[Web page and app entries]

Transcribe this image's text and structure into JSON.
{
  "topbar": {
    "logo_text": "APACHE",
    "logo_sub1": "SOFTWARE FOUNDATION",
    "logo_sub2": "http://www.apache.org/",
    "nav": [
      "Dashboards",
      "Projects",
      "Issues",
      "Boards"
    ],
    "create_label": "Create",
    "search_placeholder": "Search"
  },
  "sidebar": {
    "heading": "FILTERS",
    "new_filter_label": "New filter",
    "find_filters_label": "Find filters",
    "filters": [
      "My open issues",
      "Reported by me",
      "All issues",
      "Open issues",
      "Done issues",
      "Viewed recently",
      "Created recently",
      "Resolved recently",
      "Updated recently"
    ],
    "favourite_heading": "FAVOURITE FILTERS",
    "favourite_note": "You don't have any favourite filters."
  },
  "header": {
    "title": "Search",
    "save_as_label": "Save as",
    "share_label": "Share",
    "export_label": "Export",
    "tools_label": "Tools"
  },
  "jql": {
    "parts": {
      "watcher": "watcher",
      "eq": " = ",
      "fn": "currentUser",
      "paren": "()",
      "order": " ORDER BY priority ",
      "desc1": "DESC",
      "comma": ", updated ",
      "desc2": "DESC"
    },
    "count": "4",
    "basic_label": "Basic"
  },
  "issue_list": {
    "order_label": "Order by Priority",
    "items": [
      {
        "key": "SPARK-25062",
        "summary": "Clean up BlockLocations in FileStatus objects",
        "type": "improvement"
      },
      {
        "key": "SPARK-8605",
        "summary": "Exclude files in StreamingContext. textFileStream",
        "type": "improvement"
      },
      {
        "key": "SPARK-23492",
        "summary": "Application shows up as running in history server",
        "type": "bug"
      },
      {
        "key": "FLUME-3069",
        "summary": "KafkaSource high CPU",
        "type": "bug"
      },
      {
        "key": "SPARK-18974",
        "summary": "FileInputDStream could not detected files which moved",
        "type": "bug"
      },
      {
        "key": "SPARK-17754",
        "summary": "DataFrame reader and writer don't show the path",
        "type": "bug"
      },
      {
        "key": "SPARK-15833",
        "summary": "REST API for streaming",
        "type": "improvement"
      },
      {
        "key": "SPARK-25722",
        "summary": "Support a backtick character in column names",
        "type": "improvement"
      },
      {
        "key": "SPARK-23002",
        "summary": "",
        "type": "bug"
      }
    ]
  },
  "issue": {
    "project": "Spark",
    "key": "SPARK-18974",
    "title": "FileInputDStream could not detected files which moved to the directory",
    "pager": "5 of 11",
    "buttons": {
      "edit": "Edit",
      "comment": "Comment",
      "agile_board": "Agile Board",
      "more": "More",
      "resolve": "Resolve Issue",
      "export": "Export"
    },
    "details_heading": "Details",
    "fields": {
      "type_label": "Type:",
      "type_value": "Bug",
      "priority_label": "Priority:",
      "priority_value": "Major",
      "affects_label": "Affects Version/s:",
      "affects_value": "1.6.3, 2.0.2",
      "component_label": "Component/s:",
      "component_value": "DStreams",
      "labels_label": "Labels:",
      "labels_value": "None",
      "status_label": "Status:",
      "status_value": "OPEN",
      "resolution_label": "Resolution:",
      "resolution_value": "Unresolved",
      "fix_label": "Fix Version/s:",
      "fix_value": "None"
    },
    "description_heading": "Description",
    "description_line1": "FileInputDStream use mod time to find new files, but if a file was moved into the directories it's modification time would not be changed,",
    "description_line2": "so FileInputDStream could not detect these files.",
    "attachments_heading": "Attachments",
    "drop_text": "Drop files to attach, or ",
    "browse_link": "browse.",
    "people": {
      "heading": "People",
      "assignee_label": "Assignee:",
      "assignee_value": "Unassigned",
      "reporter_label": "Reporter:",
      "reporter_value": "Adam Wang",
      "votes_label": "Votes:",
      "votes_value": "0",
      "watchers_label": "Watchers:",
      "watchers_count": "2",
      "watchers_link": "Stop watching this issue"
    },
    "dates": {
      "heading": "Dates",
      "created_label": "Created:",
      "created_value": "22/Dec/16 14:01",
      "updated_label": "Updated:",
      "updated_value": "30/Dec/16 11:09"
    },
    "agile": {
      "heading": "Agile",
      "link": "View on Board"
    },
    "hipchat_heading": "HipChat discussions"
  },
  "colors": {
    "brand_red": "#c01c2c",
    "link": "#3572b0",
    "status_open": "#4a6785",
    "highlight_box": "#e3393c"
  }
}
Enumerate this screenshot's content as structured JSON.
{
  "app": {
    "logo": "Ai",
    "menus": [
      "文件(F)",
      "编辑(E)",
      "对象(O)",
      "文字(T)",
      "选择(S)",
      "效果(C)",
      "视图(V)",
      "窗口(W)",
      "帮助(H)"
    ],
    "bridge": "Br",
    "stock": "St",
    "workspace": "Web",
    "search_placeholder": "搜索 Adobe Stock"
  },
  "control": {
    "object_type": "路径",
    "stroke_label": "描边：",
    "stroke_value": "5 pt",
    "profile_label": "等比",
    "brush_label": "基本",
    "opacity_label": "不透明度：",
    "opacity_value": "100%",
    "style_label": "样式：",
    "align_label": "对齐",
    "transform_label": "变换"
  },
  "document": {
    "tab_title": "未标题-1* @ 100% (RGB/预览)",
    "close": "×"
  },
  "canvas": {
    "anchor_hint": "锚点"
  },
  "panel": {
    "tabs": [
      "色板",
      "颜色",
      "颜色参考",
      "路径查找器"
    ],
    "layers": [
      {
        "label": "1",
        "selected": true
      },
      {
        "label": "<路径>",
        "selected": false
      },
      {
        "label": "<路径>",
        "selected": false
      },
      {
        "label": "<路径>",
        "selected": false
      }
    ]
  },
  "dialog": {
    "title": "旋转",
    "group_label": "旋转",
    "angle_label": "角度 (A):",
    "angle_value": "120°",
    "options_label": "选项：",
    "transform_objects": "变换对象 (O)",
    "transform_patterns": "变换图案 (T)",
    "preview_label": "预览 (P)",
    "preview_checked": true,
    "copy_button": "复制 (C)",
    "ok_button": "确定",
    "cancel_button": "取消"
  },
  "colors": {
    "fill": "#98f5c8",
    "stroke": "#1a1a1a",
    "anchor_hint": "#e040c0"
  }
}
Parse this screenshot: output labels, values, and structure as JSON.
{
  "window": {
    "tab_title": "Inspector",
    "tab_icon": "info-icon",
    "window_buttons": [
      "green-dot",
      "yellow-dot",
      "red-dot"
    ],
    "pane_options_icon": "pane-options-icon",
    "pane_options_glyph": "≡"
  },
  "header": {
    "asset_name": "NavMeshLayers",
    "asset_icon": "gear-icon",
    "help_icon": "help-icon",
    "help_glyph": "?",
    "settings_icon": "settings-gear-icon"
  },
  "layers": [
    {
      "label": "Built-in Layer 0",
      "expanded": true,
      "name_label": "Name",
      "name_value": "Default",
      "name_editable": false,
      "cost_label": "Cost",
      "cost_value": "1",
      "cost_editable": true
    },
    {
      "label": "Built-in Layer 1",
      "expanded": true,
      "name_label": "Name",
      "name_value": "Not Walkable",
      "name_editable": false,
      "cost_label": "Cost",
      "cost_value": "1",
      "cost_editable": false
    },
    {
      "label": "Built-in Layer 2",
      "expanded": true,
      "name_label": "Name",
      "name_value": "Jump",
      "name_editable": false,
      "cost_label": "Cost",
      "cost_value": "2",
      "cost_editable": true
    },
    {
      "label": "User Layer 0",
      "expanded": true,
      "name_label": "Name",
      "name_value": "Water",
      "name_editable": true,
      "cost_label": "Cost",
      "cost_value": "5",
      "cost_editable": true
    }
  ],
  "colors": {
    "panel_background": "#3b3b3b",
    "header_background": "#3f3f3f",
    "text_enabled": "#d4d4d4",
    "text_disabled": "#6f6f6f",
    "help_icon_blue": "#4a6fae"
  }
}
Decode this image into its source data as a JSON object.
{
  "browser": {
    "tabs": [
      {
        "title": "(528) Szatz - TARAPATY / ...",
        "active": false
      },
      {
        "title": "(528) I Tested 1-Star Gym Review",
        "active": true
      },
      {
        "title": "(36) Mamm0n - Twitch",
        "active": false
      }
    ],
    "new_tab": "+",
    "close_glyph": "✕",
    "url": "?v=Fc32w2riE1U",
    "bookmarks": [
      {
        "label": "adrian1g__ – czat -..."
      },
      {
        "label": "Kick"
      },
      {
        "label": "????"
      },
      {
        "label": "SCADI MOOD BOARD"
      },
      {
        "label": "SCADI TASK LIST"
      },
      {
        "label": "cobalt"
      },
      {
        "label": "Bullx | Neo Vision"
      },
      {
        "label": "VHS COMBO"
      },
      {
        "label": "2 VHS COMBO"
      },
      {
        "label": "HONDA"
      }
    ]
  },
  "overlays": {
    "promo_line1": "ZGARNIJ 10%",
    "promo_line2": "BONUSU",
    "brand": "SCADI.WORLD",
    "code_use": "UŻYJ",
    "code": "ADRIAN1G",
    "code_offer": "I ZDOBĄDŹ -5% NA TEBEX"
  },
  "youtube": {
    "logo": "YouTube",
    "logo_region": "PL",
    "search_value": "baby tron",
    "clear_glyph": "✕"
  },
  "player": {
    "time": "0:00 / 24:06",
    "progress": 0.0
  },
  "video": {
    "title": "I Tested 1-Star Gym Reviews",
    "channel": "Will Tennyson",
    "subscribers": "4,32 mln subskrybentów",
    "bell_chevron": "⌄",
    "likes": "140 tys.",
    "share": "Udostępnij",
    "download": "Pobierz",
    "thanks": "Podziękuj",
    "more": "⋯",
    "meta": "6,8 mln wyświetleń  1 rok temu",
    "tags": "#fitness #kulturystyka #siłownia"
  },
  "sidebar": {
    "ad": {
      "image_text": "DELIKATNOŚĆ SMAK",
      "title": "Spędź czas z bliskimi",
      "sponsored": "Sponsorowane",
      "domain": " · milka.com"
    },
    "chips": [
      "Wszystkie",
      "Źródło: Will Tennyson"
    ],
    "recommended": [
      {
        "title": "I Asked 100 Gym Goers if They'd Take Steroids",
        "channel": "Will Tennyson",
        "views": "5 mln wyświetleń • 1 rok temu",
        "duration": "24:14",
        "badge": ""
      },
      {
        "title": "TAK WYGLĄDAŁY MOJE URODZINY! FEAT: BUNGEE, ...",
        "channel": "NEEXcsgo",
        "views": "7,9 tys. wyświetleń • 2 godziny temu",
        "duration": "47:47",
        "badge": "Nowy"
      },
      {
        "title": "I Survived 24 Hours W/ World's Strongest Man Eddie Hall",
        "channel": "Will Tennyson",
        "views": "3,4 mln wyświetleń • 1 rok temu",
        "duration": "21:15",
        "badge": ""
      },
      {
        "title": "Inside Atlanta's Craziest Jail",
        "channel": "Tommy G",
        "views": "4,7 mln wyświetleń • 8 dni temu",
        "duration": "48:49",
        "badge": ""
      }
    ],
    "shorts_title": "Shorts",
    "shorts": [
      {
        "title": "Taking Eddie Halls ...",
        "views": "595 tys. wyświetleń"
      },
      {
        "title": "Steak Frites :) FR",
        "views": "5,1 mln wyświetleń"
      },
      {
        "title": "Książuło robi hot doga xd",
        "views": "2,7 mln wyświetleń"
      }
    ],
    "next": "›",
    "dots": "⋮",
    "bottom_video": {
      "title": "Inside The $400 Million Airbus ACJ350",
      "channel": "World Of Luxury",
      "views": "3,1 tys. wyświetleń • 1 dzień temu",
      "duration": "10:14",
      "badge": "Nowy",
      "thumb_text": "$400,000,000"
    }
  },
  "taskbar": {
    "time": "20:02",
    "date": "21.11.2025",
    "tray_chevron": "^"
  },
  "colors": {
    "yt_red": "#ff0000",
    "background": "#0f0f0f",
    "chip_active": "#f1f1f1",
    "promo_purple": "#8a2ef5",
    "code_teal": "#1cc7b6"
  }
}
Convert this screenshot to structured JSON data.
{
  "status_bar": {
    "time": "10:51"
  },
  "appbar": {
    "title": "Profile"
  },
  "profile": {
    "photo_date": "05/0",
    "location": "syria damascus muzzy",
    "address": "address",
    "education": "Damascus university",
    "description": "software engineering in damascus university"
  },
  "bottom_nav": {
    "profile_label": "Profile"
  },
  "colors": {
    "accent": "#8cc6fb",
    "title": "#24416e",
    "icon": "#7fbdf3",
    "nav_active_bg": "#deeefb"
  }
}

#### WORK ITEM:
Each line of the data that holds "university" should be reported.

#### EXERCISE OUTPUT:
    "education": "Damascus university",
    "description": "software engineering in damascus university"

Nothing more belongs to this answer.